Segment Open

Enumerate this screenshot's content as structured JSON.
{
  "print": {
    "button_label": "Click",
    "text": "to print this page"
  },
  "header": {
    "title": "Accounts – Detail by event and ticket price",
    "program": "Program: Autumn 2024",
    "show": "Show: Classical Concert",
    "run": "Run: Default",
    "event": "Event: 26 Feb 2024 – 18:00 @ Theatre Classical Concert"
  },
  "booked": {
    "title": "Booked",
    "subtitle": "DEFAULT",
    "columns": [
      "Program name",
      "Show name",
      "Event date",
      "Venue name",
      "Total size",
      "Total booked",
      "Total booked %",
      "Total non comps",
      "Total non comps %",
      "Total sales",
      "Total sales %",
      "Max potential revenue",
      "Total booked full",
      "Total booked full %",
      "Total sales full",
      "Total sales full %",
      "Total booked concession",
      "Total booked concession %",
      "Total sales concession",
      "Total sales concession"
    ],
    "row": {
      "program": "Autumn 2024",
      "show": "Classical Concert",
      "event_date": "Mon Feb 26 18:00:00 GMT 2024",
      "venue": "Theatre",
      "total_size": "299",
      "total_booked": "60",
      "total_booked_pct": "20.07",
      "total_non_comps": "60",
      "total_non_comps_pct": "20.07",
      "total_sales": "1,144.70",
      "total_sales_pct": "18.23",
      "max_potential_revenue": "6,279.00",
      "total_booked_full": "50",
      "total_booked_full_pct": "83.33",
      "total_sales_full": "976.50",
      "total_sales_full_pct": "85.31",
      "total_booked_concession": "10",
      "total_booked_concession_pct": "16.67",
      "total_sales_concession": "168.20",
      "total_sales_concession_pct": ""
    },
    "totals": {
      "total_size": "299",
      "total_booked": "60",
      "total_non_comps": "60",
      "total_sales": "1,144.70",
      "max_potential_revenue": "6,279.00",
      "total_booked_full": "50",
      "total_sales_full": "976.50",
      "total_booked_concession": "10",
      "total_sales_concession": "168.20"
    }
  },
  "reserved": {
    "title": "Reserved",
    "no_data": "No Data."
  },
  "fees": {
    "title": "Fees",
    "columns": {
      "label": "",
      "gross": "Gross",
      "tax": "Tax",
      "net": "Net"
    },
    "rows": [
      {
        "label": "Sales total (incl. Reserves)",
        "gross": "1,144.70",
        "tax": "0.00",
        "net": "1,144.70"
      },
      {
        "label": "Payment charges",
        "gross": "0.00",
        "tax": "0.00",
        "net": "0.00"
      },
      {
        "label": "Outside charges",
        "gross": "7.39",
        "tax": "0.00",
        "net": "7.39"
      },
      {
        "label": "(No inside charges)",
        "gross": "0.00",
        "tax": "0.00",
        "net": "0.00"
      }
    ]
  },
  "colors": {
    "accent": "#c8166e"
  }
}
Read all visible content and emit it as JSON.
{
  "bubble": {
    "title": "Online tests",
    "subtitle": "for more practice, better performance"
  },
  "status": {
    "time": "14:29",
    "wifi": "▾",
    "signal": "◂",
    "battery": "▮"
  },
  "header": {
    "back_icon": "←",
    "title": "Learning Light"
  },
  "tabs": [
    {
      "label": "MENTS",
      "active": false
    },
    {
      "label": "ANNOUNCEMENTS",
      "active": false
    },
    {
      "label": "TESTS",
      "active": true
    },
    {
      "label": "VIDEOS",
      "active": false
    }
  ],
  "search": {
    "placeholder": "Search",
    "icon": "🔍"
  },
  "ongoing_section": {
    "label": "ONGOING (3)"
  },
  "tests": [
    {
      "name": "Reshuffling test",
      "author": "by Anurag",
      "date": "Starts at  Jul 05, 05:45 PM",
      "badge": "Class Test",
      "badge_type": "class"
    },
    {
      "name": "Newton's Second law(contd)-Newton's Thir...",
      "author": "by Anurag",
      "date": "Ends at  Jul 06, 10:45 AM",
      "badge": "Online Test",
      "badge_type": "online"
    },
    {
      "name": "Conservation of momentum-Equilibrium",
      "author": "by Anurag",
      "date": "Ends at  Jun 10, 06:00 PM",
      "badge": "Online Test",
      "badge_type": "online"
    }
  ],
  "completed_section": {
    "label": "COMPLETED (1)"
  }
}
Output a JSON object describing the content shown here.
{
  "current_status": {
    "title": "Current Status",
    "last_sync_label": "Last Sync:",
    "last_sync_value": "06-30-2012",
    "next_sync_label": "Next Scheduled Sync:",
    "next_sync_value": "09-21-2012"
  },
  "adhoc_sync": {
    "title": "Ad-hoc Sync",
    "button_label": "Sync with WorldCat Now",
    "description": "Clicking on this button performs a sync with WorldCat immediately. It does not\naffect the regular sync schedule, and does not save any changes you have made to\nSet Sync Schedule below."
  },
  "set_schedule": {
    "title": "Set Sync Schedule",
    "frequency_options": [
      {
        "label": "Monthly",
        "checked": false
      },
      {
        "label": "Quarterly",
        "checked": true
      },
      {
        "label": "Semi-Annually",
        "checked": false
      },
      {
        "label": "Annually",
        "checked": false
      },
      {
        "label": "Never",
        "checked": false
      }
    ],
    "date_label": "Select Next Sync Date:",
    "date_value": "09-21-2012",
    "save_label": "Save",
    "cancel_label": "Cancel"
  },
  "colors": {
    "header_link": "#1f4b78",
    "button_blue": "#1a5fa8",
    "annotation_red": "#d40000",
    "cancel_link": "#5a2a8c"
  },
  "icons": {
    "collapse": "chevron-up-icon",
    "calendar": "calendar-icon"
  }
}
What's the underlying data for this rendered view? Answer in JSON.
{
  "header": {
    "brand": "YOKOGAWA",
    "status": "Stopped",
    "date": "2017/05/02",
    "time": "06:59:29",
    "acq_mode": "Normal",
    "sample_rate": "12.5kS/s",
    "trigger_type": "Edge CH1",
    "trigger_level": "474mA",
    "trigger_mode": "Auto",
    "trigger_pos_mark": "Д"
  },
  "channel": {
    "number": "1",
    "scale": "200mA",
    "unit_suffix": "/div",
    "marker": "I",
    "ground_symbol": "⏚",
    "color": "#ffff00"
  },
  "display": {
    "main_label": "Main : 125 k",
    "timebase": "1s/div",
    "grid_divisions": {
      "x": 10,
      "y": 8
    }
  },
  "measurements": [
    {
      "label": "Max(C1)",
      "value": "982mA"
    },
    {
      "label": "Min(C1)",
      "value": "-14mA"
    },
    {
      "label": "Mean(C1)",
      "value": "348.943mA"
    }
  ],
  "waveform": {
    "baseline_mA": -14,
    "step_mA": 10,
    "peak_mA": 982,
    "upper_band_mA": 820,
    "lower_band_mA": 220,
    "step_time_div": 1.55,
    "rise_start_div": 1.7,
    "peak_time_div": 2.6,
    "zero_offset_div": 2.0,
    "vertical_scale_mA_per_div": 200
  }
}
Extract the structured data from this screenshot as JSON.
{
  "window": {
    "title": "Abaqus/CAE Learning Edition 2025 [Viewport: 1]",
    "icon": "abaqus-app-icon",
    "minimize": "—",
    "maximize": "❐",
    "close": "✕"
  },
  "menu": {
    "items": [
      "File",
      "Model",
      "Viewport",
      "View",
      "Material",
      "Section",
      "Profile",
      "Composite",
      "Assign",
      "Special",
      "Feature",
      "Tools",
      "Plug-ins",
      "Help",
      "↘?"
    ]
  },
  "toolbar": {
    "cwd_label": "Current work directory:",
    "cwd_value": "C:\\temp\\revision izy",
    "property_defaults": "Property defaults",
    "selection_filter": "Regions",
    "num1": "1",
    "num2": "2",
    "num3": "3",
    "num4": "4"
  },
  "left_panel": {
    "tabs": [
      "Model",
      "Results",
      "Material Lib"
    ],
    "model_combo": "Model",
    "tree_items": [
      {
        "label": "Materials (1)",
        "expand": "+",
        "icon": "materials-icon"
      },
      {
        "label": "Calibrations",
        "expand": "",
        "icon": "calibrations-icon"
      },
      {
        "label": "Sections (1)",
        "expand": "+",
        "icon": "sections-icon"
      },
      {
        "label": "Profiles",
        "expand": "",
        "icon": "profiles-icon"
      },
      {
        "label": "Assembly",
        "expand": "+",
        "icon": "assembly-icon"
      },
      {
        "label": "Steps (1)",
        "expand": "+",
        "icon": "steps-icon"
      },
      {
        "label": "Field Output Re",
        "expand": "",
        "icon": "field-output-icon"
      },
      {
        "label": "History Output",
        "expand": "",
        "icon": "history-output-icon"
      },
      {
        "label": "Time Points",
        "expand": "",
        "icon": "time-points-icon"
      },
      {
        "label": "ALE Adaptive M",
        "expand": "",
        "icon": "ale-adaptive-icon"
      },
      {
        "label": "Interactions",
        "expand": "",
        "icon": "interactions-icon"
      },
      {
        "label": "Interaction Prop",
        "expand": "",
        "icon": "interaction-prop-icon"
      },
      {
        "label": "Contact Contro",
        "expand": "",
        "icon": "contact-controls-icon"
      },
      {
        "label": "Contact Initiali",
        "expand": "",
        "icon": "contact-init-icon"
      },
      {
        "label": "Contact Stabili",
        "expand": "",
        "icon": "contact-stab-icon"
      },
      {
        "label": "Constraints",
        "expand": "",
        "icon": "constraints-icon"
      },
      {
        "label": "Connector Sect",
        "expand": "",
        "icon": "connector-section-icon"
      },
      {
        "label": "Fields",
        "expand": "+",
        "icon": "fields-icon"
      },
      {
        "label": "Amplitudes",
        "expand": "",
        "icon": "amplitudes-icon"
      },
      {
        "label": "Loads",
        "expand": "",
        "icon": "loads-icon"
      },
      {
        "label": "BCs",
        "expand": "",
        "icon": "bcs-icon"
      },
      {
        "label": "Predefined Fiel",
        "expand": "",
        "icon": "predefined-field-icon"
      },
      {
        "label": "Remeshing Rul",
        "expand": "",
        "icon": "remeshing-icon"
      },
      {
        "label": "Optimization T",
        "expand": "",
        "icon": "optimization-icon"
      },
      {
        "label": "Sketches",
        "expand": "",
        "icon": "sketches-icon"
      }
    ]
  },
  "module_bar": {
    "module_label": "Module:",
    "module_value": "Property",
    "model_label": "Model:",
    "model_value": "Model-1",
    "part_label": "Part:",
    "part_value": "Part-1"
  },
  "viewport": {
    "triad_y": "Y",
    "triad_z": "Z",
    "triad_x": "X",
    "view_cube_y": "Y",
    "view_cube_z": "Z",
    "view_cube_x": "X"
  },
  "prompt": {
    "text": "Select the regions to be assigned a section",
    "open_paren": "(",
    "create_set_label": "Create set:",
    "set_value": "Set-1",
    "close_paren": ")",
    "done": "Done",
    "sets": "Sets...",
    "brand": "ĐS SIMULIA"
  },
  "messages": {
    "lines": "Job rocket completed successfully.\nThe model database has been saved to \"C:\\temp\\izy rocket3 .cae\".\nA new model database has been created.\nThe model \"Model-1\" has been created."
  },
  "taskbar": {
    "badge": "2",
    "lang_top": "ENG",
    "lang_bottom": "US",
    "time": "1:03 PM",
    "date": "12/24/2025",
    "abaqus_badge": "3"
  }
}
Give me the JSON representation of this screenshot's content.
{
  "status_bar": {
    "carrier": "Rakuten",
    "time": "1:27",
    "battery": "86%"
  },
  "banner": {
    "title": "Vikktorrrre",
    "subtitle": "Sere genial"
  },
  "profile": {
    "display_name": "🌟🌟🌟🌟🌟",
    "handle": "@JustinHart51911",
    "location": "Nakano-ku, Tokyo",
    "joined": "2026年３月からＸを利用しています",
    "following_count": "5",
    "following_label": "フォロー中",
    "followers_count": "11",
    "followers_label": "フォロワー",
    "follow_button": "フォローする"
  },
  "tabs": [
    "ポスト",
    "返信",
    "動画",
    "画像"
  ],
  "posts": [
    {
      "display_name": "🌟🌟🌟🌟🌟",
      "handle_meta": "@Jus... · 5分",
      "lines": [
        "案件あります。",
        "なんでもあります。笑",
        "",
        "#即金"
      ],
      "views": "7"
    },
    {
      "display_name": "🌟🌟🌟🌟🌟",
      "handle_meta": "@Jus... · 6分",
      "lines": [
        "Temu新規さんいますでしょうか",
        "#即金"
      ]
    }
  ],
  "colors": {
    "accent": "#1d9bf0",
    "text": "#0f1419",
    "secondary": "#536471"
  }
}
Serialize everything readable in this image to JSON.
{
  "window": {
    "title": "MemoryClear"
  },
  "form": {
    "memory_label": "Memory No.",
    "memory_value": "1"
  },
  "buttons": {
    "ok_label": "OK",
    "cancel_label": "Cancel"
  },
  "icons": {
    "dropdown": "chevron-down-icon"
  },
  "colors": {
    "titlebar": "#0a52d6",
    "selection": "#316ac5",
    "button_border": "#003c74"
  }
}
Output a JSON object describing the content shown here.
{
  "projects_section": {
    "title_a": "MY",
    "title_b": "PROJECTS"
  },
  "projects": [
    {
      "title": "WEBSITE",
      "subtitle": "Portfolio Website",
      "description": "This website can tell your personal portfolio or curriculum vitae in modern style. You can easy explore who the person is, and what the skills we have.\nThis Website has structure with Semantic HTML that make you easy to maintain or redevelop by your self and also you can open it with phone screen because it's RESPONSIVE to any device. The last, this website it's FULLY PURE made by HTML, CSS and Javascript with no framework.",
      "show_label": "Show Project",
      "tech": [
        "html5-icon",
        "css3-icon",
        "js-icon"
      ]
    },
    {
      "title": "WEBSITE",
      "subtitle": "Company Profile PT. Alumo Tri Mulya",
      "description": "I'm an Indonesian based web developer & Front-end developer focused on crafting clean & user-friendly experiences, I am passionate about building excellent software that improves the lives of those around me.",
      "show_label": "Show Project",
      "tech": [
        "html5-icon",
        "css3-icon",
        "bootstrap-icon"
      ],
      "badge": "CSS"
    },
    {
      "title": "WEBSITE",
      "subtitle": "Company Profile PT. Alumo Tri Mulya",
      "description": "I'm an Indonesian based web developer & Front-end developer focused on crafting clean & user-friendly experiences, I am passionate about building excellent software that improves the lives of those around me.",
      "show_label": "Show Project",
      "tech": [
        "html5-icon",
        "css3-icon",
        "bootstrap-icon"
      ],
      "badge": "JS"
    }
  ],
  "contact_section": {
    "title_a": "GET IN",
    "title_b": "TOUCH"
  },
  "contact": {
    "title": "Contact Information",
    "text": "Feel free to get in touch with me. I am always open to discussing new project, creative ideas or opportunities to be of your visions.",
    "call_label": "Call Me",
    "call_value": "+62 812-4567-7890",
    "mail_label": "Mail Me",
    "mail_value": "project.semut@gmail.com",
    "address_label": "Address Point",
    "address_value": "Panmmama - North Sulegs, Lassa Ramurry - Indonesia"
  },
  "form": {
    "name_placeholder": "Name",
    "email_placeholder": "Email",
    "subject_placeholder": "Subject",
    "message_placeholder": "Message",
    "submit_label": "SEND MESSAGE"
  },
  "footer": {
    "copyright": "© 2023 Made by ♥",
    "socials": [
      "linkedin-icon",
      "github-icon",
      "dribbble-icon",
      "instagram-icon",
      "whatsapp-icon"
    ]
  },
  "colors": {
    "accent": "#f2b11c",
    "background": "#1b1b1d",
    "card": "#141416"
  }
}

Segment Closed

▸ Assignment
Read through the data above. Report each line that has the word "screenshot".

▸ Response area
Enumerate this screenshot's content as structured JSON.
Extract the structured data from this screenshot as JSON.
Give me the JSON representation of this screenshot's content.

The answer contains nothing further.